- Introduction to VRay
- This workshop will introduce VRay as a tool for rendering. The underpinnings of this rendering software, including settings and material selection/creation will enable you to create specific and variable images of your Rhino3d models. The goals here will not be to create "finished products" directly from VRay, but rather to help you generate a "base" image that will be further refined, edited and contextualized in Photoshop and possibly Illustrator.
- Vray 1.5 for Rhino
- Many options for polishing your renders in VRay, including how to use HDRI skies, VFB channels, ISO and Shutter speed settings and more.
- Best Practices in VRay Rendering
- VRay is a powerful tool for rendering realistic scenes from a 3D model. Generally, a model is built, a point of view is chosen, the scene is rendered, and the resulting image is edited. This workflow will show the basics of rendering in VRay, including render settings, material selection, and texture mapping.
- Creating Composite Materials Using Image-Maps in VRay
- Using the facade of the de Young Museum as an example, this workflow demonstrates how to use custom-generated image maps to define composite material "layers" in V-Ray. Using the material editor dialog, we will edit the transparency, diffuse, and displacement layers to create the pattern of punches across the material, alter the color using an image map, and simulate the bumps of the material.
- Creating various rendering effects with VRay
- This workflow shows how to use Vray for Rhino to create various rendering outputs, using the Sunlight System and the numerous options with the Render Options Dialogue box and the Light Properties Dialogue box.
- Rendering with Hidden Geometry in Rhino & VRay
- This workflow shows a simple method for rendering 3d models to show cut sections or plans while maintaining true lighting. We will utilize specific tools in Rhino to split our model, than create transparent materials in VRay to "hide" our cut-away model while leaving its ability to block light.
- VRay for Rhino Manual
- The official manual for VRay
- Render Textures
- A great collection of texture map ensembles. Each material consists of different matching material maps (such as diffuse, bump, displacement, transparency). This is a good place to go if you want to create your own material from scratch.
- Flying Architecture
- VRay for Rhino Materials] : This website has some good materials for free download, such as concrete, wood and glass.

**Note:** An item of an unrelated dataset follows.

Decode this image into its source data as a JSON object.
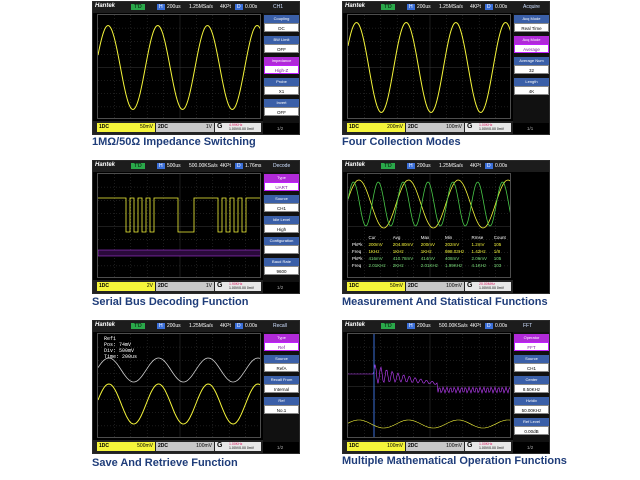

Be sure to save the whole unzipped folder in an easy to find location.